Mentions: The formation of the incorporated three types of dopant layers could be controlled (at least to some extent) by manipulating the processing temperatures (1100–1300 °C). As shown in Fig. 4, high densities of bright lines indicate that Ba layers were commonly present in the crystalline matrix at lower temperatures (1100–1200 °C). The existence of 2D layers became extremely rare at higher temperatures (1300 °C). As illustrated in Fig. 4(d), the occurrence of 2D Ba layers decreased greatly at higher processing temperatures. This behavior could be rationalized since Ba solute atoms were easier to escape the trapped zone during the fast ledge propagation at higher temperatures.

Bottom Line: Another form of bilayer complexion stabilized at stacking faults has also been identified.Numerous previous works suggested that dopants/impurities tended to segregate at the stacking faults or twinned boundaries.Moreover, we revealed the amount of barium dopants incorporated was non-equilibrium and far beyond the bulk solubility, which might lead to unique properties.

View Article: PubMed Central - PubMed

Affiliation: Beijing National Center for Electron Microscopy, School of Materials Science and Engineering, The State Key Laboratory of New Ceramics and Fine Processing, Laboratory of Advanced Materials (MOE), Tsinghua University, Beijing 100084, China.

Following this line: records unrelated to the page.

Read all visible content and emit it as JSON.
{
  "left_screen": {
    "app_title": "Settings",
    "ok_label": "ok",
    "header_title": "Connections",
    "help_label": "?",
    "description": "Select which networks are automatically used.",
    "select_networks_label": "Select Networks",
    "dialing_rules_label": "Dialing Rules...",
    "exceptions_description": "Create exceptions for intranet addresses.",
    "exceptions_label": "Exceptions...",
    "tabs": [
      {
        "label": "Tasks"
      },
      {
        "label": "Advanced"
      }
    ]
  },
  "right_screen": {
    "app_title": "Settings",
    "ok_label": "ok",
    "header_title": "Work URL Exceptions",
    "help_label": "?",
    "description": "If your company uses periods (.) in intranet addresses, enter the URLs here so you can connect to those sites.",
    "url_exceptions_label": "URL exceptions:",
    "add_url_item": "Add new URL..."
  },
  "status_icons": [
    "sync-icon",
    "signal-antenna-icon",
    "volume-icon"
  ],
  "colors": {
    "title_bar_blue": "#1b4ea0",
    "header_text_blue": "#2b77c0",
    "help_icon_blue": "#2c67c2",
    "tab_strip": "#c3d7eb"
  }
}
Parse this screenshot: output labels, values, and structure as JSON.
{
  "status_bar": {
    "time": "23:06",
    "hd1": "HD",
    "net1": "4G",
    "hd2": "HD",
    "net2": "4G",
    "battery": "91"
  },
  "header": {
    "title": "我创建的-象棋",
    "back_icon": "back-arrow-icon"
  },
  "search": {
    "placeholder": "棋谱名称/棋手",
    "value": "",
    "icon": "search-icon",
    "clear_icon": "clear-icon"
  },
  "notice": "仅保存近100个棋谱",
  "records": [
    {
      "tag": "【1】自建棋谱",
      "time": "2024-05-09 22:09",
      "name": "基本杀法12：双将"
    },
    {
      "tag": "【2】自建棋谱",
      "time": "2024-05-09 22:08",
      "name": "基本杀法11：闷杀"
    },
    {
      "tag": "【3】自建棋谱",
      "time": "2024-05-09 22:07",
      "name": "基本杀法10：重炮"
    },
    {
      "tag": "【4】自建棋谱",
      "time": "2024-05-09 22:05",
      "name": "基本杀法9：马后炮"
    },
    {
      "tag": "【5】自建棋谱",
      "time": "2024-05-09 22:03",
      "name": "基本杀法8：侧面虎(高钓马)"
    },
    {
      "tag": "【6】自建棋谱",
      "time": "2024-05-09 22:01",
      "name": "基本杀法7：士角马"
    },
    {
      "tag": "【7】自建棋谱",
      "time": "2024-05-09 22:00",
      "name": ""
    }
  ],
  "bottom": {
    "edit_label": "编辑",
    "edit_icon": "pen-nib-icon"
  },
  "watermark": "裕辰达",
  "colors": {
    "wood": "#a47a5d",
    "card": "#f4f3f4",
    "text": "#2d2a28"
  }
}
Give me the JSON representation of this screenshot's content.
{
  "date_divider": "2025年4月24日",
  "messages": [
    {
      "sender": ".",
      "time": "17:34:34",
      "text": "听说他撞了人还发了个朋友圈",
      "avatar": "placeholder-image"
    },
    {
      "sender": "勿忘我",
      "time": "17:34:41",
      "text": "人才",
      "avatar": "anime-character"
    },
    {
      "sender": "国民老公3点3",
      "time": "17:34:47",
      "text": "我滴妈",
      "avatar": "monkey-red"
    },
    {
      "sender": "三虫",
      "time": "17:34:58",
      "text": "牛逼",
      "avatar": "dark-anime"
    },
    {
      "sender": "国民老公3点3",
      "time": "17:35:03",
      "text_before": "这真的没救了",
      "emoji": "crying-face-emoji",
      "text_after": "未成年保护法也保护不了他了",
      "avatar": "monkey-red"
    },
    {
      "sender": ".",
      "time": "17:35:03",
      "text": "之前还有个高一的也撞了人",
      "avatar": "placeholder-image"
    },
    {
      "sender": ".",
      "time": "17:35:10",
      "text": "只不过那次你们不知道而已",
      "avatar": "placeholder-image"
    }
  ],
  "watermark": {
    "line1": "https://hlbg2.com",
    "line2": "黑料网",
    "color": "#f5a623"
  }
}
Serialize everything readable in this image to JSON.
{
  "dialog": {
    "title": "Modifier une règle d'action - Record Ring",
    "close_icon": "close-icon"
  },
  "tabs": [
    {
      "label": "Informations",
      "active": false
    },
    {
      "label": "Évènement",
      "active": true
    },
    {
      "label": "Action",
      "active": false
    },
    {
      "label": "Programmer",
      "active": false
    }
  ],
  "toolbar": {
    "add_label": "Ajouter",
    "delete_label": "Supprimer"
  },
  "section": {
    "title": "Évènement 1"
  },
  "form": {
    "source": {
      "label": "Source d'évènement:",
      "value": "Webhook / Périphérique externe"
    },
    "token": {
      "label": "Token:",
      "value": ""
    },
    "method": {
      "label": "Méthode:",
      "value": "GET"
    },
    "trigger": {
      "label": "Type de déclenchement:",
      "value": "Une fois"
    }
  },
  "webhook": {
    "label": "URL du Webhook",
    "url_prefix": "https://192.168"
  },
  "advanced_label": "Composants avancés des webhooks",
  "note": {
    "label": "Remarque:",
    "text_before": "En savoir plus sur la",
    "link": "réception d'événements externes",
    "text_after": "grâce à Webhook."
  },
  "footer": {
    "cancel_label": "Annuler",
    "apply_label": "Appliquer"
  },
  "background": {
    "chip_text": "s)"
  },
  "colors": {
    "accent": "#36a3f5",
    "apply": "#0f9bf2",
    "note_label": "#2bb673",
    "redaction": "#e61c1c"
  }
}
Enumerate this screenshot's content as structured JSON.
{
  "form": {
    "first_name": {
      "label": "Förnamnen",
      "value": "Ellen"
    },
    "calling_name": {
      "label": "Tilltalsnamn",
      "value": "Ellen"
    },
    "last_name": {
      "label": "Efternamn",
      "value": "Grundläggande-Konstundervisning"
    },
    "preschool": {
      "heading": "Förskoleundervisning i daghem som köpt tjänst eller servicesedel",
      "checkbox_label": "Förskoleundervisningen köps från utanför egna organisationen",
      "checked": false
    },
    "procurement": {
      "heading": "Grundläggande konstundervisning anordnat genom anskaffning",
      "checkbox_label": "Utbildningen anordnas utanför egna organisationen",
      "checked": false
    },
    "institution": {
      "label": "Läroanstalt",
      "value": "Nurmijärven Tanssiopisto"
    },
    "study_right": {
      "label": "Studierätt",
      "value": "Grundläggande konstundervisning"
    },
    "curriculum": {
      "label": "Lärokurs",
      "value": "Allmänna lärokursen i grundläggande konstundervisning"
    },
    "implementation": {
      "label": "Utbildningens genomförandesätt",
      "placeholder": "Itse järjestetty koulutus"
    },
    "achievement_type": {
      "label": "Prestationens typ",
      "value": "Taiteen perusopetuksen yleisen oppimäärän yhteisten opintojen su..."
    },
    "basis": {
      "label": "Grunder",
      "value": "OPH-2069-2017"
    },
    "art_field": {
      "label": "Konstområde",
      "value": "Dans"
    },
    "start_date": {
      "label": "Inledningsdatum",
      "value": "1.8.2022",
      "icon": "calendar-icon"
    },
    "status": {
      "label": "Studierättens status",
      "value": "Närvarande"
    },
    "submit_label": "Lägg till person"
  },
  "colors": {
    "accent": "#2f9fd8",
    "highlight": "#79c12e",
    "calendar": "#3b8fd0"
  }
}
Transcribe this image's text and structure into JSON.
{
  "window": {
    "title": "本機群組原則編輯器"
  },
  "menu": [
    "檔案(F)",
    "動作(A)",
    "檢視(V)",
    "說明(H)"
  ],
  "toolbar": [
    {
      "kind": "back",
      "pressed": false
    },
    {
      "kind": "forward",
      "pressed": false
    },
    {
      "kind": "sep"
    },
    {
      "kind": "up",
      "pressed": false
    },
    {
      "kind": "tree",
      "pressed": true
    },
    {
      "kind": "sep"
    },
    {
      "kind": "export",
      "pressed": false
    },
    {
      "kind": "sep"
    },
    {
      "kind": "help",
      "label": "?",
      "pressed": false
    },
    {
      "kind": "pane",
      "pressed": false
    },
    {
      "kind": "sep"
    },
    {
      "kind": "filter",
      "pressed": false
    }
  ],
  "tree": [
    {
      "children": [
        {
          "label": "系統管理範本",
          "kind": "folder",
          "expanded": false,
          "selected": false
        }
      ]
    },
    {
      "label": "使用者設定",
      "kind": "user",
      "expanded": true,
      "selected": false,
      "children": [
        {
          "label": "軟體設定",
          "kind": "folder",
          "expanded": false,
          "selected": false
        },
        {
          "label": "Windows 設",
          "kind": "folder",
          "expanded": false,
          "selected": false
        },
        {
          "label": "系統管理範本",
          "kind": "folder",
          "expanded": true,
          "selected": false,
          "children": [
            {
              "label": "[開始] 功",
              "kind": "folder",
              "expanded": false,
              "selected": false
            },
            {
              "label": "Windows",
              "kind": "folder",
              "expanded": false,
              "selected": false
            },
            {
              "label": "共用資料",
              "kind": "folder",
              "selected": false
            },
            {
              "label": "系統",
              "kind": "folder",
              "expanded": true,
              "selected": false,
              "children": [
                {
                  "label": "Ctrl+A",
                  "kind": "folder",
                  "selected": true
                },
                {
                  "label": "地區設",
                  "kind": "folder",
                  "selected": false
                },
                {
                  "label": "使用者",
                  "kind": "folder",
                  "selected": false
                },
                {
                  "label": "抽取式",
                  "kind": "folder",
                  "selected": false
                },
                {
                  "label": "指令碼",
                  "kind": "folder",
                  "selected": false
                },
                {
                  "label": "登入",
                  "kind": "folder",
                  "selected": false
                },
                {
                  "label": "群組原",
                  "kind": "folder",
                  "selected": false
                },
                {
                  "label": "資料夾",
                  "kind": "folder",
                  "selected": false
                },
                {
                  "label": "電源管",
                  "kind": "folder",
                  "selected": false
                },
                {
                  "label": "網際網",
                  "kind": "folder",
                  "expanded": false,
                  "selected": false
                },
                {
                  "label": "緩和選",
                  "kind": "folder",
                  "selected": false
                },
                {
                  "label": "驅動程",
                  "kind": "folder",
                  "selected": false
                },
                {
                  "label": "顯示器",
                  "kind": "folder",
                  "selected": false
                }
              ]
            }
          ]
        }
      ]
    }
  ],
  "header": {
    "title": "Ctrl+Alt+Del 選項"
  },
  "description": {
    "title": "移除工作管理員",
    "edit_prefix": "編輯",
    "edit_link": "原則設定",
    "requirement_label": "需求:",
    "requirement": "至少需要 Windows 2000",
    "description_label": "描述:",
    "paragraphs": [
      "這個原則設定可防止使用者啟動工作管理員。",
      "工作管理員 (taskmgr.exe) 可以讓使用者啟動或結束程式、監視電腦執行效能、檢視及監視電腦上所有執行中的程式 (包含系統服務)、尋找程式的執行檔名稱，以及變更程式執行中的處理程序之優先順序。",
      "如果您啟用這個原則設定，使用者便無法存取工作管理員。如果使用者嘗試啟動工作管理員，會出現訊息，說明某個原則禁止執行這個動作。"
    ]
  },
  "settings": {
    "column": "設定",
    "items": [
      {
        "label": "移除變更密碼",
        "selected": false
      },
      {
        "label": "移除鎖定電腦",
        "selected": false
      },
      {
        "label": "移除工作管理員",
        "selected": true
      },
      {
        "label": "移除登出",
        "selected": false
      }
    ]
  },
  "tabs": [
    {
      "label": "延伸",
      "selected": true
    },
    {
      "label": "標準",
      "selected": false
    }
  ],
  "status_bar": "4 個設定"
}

ABSTRACT
Aberration corrected high angle annular dark field scanning transmission electron microscopy (HAADF-STEM) was employed to study the distribution of barium atoms on the surfaces and in the interiors of boron carbide based nanowires. Barium based dopants, which were used to control the crystal growth, adsorbed to the surfaces of the boron-rich crystals in the form of nanometer-thick surficial films (a type of surface complexion). During the crystal growth, these dopant-based surface complexions became embedded inside the single crystalline segments of fivefold boron-rich nanowires collectively, where they were converted to more ordered monolayer and bilayer modified complexions. Another form of bilayer complexion stabilized at stacking faults has also been identified. Numerous previous works suggested that dopants/impurities tended to segregate at the stacking faults or twinned boundaries. In contrast, our study revealed the previously-unrecognized possibility of incorporating dopants and impurities inside an otherwise perfect crystal without the association to any twin boundary or stacking fault. Moreover, we revealed the amount of barium dopants incorporated was non-equilibrium and far beyond the bulk solubility, which might lead to unique properties.

No MeSH data available.


Related in: MedlinePlus